The Legacy of John D. O'Bryant
"If you're not here to serve the students, you're in the wrong place."
-John D. O'Bryant
John D. O'Bryant, the first African-American to be appointed a vice president at Northeastern University, served in that capacity from 1979 until his death on July 3, 1992. During that period, he oversaw the workings of the African-American Institute and provided invaluable leadership in what were often difficult times.
John was born in Boston on July 15, 1931, and was educated in the Boston public schools. He earned his bachelor's and master's degrees from Boston University. After serving in the U.S. Army, he worked as a teacher and a guidance counselor in the Boston public schools from 1955 to 1969. In 1969, he developed the Health Vocational Training Program at the Dimock Community Health Center and directed that program until he joined Northeastern as Associate Dean of University Administration in 1978. In 1979, he was appointed Northeastern's Vice President of Student Affairs.
John served as president of the Boston School Committee, as national chairman of the Council of Urban Boards of Education, and founded a number of local and statewide education advocacy groups. Although he gained national prominence in the field of education, John maintained his humility and sense of humanity.

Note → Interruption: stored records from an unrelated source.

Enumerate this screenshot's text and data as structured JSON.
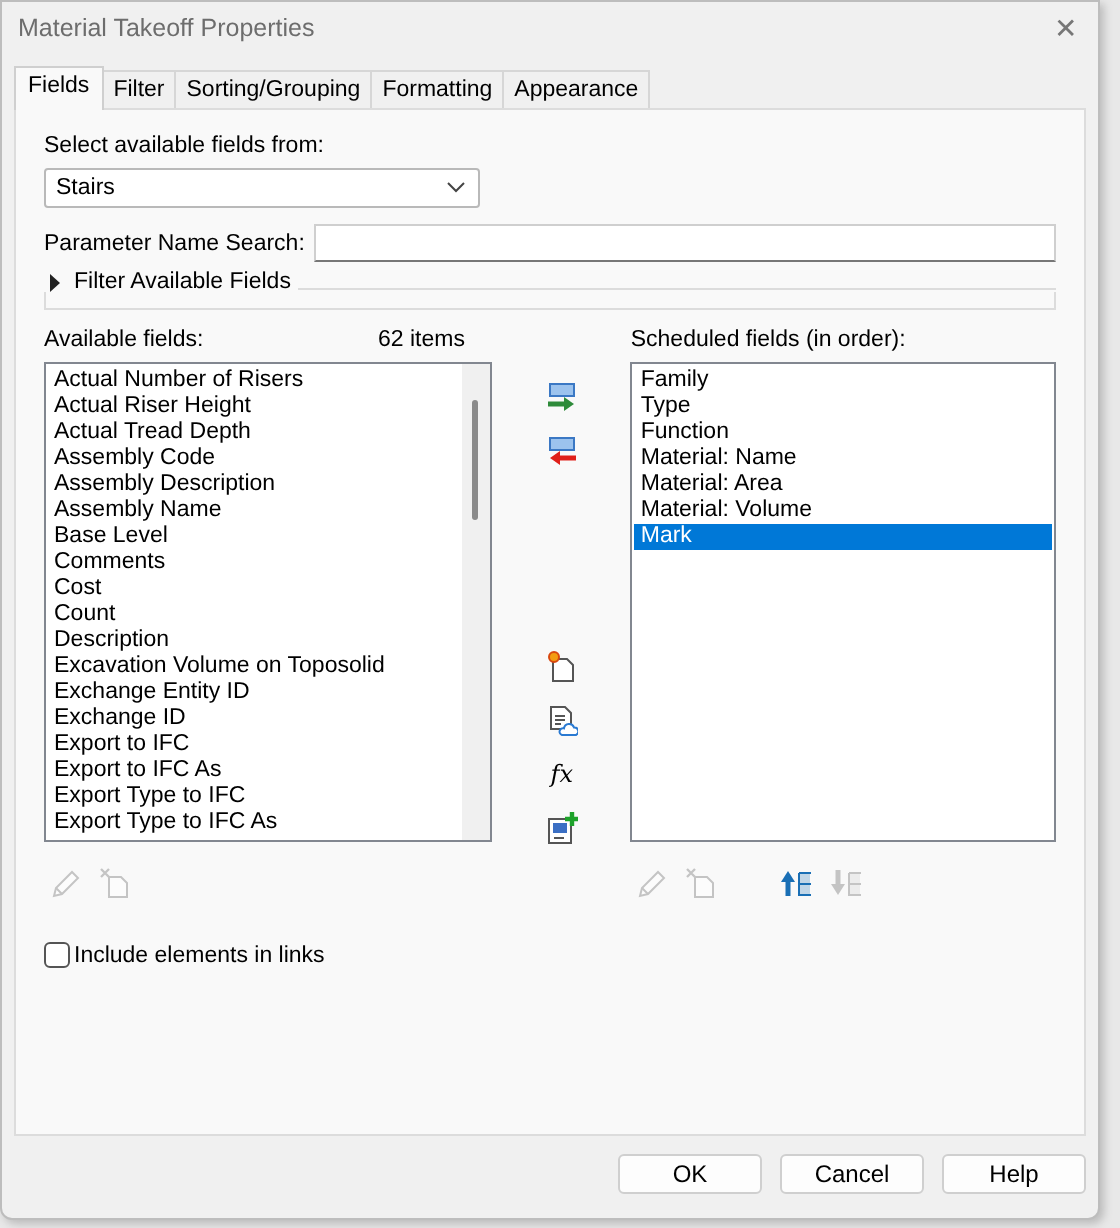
{
  "window": {
    "title": "Material Takeoff Properties",
    "close_glyph": "✕"
  },
  "tabs": [
    {
      "label": "Fields",
      "selected": true
    },
    {
      "label": "Filter",
      "selected": false
    },
    {
      "label": "Sorting/Grouping",
      "selected": false
    },
    {
      "label": "Formatting",
      "selected": false
    },
    {
      "label": "Appearance",
      "selected": false
    }
  ],
  "source": {
    "label": "Select available fields from:",
    "value": "Stairs"
  },
  "search": {
    "label": "Parameter Name Search:"
  },
  "filter_group": {
    "label": "Filter Available Fields",
    "expanded": false
  },
  "available": {
    "label": "Available fields:",
    "count": "62 items",
    "items": [
      "Actual Number of Risers",
      "Actual Riser Height",
      "Actual Tread Depth",
      "Assembly Code",
      "Assembly Description",
      "Assembly Name",
      "Base Level",
      "Comments",
      "Cost",
      "Count",
      "Description",
      "Excavation Volume on Toposolid",
      "Exchange Entity ID",
      "Exchange ID",
      "Export to IFC",
      "Export to IFC As",
      "Export Type to IFC",
      "Export Type to IFC As"
    ]
  },
  "available_tools": [
    {
      "kind": "edit",
      "disabled": true
    },
    {
      "kind": "delete",
      "disabled": true
    }
  ],
  "transfer_tools": [
    {
      "kind": "add",
      "disabled": false
    },
    {
      "kind": "remove",
      "disabled": false
    },
    {
      "kind": "gap"
    },
    {
      "kind": "new-parameter",
      "disabled": false
    },
    {
      "kind": "shared-parameter",
      "disabled": false
    },
    {
      "kind": "formula",
      "glyph": "fx",
      "disabled": false
    },
    {
      "kind": "combine",
      "disabled": false
    }
  ],
  "scheduled": {
    "label": "Scheduled fields (in order):",
    "items": [
      {
        "text": "Family",
        "selected": false
      },
      {
        "text": "Type",
        "selected": false
      },
      {
        "text": "Function",
        "selected": false
      },
      {
        "text": "Material: Name",
        "selected": false
      },
      {
        "text": "Material: Area",
        "selected": false
      },
      {
        "text": "Material: Volume",
        "selected": false
      },
      {
        "text": "Mark",
        "selected": true
      }
    ]
  },
  "scheduled_tools": [
    {
      "kind": "edit",
      "disabled": true
    },
    {
      "kind": "delete",
      "disabled": true
    },
    {
      "kind": "gap"
    },
    {
      "kind": "move-up",
      "disabled": false
    },
    {
      "kind": "move-down",
      "disabled": true
    }
  ],
  "include_links": {
    "label": "Include elements in links",
    "checked": false
  },
  "buttons": [
    "OK",
    "Cancel",
    "Help"
  ]
}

In 1992, John passed. His longtime staff described him as: " A compassionate man who loved people; Unpretentious, never flaunting his status or influence; Always optimistic and reminding others to 'keep things in perspective'; ... A spiritual man who practiced his Christian beliefs."
At its 25th Anniversary in 1993, the African-American Institute was renamed the John D. O'Bryant African-American Institute. By naming the building in John's honor we remember the legacy of a man whose love and guidance profoundly influenced countless lives.